**SOURCE INFORMATION:**
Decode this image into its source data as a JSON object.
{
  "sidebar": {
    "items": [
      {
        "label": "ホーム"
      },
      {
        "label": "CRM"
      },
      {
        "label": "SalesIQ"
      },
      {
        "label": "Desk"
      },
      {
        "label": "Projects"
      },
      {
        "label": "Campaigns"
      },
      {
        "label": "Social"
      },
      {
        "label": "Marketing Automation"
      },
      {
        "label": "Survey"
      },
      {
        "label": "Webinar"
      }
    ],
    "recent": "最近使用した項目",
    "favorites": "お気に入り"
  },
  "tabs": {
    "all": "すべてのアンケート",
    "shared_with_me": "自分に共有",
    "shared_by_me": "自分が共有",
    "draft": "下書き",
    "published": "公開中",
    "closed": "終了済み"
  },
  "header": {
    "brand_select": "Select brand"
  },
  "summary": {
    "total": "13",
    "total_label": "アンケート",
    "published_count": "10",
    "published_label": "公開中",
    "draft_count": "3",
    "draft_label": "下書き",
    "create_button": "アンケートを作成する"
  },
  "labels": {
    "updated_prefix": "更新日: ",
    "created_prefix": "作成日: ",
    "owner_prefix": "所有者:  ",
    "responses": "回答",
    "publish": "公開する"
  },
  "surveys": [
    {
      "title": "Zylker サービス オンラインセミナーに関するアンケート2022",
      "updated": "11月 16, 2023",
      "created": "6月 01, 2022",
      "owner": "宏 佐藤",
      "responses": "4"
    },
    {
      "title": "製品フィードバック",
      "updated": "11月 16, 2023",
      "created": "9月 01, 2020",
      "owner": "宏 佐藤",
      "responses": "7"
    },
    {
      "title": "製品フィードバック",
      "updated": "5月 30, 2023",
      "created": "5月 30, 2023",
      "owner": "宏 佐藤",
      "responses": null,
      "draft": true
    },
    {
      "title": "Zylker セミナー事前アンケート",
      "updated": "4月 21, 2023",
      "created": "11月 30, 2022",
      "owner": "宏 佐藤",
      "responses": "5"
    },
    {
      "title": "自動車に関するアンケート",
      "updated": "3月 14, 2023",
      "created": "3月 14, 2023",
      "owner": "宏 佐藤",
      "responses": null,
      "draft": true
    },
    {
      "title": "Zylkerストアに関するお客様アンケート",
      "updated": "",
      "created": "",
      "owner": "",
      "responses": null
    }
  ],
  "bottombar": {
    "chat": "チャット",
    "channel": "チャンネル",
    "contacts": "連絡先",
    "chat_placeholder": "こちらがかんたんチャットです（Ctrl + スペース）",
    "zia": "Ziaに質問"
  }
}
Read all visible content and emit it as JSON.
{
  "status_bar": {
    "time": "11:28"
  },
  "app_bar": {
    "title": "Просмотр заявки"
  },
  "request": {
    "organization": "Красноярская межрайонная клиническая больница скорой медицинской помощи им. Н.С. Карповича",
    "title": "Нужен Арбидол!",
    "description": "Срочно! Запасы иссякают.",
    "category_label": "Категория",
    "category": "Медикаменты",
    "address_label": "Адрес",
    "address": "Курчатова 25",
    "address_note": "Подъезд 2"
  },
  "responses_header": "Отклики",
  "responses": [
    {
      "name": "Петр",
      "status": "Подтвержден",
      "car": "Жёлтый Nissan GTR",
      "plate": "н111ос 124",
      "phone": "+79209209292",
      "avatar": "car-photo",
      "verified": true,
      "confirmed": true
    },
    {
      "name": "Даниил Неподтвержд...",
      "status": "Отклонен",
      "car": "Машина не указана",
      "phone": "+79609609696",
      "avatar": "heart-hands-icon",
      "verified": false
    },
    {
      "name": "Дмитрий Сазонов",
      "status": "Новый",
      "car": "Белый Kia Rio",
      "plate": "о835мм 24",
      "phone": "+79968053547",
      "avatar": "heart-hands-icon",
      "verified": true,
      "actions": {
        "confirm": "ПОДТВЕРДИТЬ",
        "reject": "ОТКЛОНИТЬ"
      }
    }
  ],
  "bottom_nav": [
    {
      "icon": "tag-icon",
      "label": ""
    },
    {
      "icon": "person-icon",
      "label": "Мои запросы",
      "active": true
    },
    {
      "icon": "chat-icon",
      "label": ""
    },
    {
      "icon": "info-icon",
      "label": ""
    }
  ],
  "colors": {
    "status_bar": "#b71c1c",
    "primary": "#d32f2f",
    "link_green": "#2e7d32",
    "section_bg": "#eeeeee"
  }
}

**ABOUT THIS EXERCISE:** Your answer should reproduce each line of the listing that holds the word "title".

**RESPONSE BOX:**
      "title": "Zylker サービス オンラインセミナーに関するアンケート2022",
      "title": "製品フィードバック",
      "title": "製品フィードバック",
      "title": "Zylker セミナー事前アンケート",
      "title": "自動車に関するアンケート",
      "title": "Zylkerストアに関するお客様アンケート",
    "title": "Просмотр заявки"
    "title": "Нужен Арбидол!",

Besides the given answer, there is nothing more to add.